3. Time to test your idea?
Save up to 30-50% of all the data for the out-of-sample test. Be honest. Tell your boss that you will not touch the out-of-sample data until getting their approval to run it. This will feel brutal. Scary. What if the backtest comes back flat? Practice vulnerability.
Run the in-sample tests (including cross-validations):
Play, tweak, experiment, and create a composite of the best iterations of your idea.
Identify your preferred breadth to depth ratio that has the best chance of reaching the goal.
Remind everyone of the goal: to produce positive out-performance in live returns. The goal is not to minimize the difference between in-sample backtest and out-of-sample backtest or to avoid random factors all together.
If the in-sample results come back random and you found nothing, your boss will appreciate the depth of your original thinking and the integrity of your tests. Go back to step 1.
Run the out-of-sample tests:

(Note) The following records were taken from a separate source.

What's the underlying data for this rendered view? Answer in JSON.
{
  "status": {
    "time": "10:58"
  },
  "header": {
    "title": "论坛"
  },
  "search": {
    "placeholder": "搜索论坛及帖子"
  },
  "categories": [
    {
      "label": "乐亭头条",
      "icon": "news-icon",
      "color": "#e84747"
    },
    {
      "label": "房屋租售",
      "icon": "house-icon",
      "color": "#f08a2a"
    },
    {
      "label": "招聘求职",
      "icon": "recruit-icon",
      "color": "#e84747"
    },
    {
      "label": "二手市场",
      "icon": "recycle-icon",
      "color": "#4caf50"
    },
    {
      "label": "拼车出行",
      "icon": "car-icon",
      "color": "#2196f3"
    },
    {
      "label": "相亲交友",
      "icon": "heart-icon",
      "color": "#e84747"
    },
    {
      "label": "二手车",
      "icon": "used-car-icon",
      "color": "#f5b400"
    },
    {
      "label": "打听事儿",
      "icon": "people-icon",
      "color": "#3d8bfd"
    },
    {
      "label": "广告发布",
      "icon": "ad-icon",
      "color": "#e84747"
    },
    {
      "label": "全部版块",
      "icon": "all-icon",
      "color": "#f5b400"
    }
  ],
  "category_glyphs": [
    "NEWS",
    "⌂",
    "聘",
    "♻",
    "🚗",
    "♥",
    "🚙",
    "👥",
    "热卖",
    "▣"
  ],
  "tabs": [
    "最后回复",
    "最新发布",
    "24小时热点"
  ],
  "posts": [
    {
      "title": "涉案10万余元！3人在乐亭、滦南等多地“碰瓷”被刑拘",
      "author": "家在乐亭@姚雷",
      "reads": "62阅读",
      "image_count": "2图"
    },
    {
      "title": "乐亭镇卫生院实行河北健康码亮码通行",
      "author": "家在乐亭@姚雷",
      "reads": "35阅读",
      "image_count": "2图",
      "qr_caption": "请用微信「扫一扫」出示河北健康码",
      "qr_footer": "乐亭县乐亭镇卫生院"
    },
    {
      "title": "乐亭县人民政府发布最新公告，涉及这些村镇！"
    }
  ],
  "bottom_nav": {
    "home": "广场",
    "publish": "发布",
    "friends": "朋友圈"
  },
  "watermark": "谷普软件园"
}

If the in-sample results are positive, show them to your boss and ask for any feedback, tweaks, anything else to try before touching the out-of-sample. That will generate constructive engagement. Then hold your breath and run the model on the out-of-sample data.

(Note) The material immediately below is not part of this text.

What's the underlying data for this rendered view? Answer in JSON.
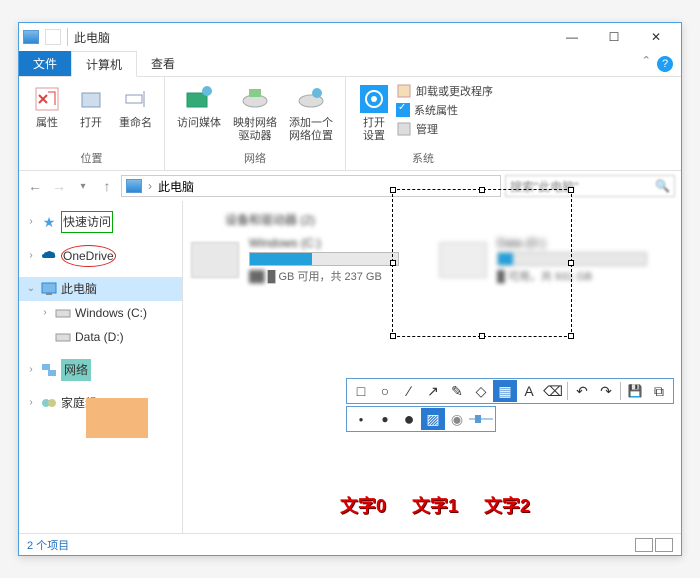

Experienced quants would say that out-of-sample tests deteriorate by about 70%. It depends on the situation. Can be much worse or better. The point to remember is that we are not competing with natural sciences. We are competing with randomness. Who cares by how much the out-of-sample deteriorated vs the in-sample. All data work is data-mining, the question is whether all the mining ended up with just dirt or at least some gems.

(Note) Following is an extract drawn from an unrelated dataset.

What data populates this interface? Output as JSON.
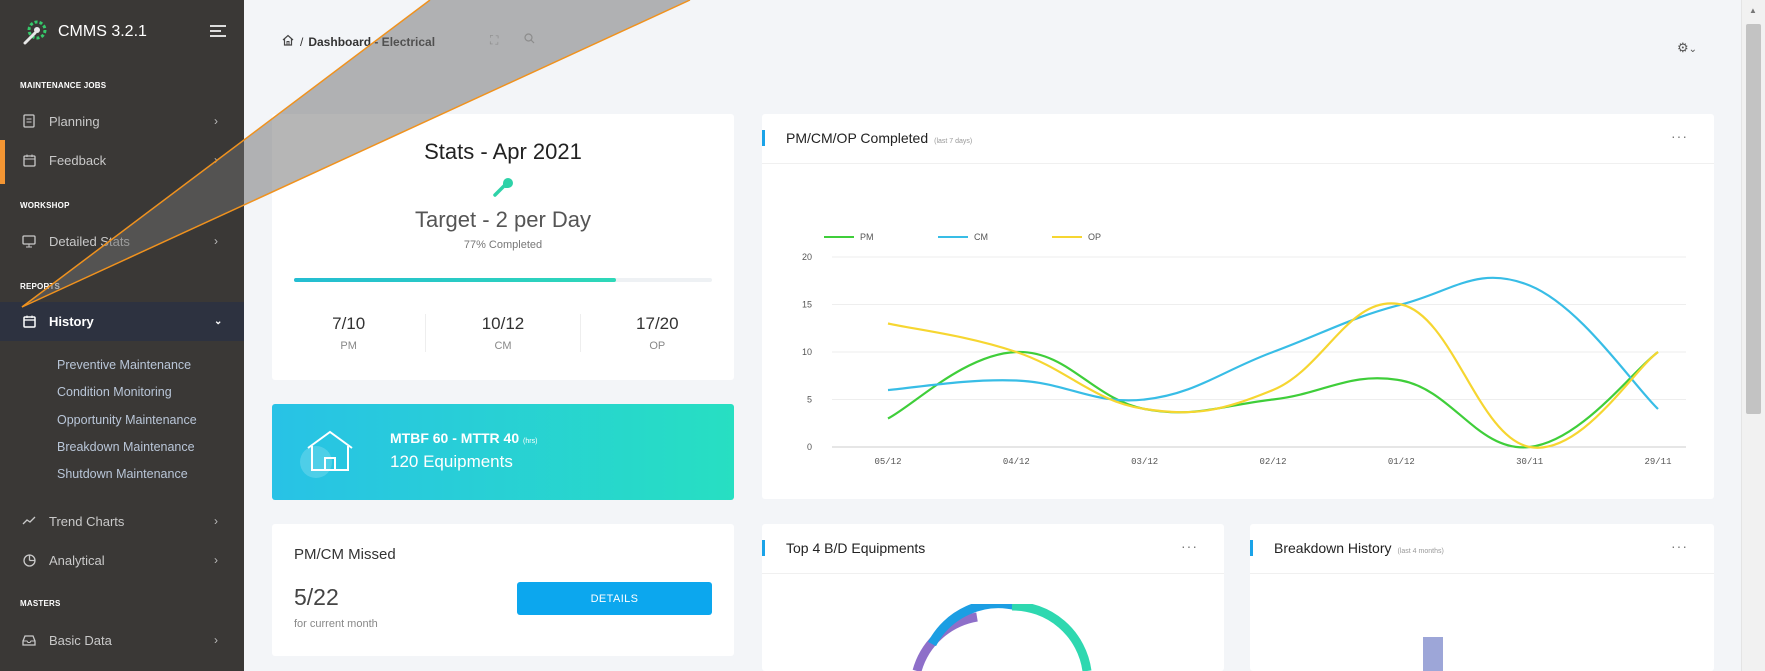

Did you find at least something that was statistically positive in the out-of-sample? That’s great news. If not, go back to step 1.
4. Set up a paper portfolio tracking your ideas.
Even if your idea wasn’t accepted into the model, set up a production style realistic paper portfolio for your new ideas and run the performance reports. Over time, that will make the strategy look more real, especially if you are lucky and the near-term performance is good.
To conclude: the best quant models are always evolving and as “Creative Quants” we need to understand and adapt to the culture and the investment philosophy of the place we work in, while at the same time advancing our unique ability to innovate within it.
I was fortunate to have experienced working as a quant in both cultures: one that was very open to new ideas and one that was comparatively more conservative. The irony was that while working in the open culture, I craved more academic depth and technical rigor, and wished that we would hire some famous quant from another top firm so they could teach us the latest and greatest quant methods. In sum, I was wishing for less openness and more expertise. Not being able to have that at the time felt frustrating but with hindsight I realize it was also a blessing.
Then, after sometime of working at the conservative culture, where it felt like any good idea needed to have a Nobel Prize paper behind it, I started to crave the openness again. I started to miss the days where I could add any factor I wanted to the model and get instant approval to put it into production. (My freedom to do so expanded after several years of getting better at the four steps above, which for full disclosure I have not followed perfectly, but I continuously strive to).
So what’s the take-away for an aspiring Creative Quant? Don’t blame the circumstances. Everything has pros and cons. Find your strengths, your style and the styles of people you work with, and start coming up with something special that you are proud of. Over time, you will become a successful quant innovator and add real value to client portfolios.